▶ What you are asked to do
Show every line in the records below that contains the word "Kontakt".

++++

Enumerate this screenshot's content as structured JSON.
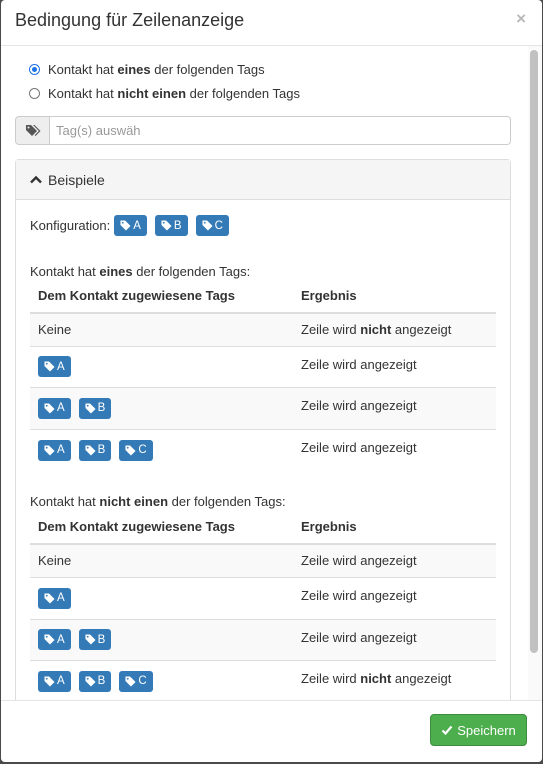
{
  "dialog": {
    "title": "Bedingung für Zeilenanzeige",
    "close_label": "×"
  },
  "mode": {
    "option1_prefix": "Kontakt hat ",
    "option1_bold": "eines",
    "option1_suffix": " der folgenden Tags",
    "option2_prefix": "Kontakt hat ",
    "option2_bold": "nicht einen",
    "option2_suffix": " der folgenden Tags",
    "selected": "option1"
  },
  "tag_select": {
    "placeholder": "Tag(s) auswäh",
    "icon": "tags-icon"
  },
  "examples": {
    "heading": "Beispiele",
    "config_label": "Konfiguration:",
    "config_tags": [
      "A",
      "B",
      "C"
    ],
    "col_tags": "Dem Kontakt zugewiesene Tags",
    "col_result": "Ergebnis",
    "none_label": "Keine",
    "section1": {
      "prefix": "Kontakt hat ",
      "bold": "eines",
      "suffix": " der folgenden Tags:",
      "rows": [
        {
          "tags": [],
          "result_prefix": "Zeile wird ",
          "result_bold": "nicht",
          "result_suffix": " angezeigt"
        },
        {
          "tags": [
            "A"
          ],
          "result_prefix": "Zeile wird angezeigt",
          "result_bold": "",
          "result_suffix": ""
        },
        {
          "tags": [
            "A",
            "B"
          ],
          "result_prefix": "Zeile wird angezeigt",
          "result_bold": "",
          "result_suffix": ""
        },
        {
          "tags": [
            "A",
            "B",
            "C"
          ],
          "result_prefix": "Zeile wird angezeigt",
          "result_bold": "",
          "result_suffix": ""
        }
      ]
    },
    "section2": {
      "prefix": "Kontakt hat ",
      "bold": "nicht einen",
      "suffix": " der folgenden Tags:",
      "rows": [
        {
          "tags": [],
          "result_prefix": "Zeile wird angezeigt",
          "result_bold": "",
          "result_suffix": ""
        },
        {
          "tags": [
            "A"
          ],
          "result_prefix": "Zeile wird angezeigt",
          "result_bold": "",
          "result_suffix": ""
        },
        {
          "tags": [
            "A",
            "B"
          ],
          "result_prefix": "Zeile wird angezeigt",
          "result_bold": "",
          "result_suffix": ""
        },
        {
          "tags": [
            "A",
            "B",
            "C"
          ],
          "result_prefix": "Zeile wird ",
          "result_bold": "nicht",
          "result_suffix": " angezeigt"
        }
      ]
    }
  },
  "footer": {
    "save_label": "Speichern"
  },
  "colors": {
    "tag_badge": "#337ab7",
    "save_button": "#4cae4c",
    "radio_accent": "#1a73e8"
  }
}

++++

▶ Task result
    "option1_prefix": "Kontakt hat ",
    "option2_prefix": "Kontakt hat ",
    "col_tags": "Dem Kontakt zugewiesene Tags",
      "prefix": "Kontakt hat ",
      "prefix": "Kontakt hat ",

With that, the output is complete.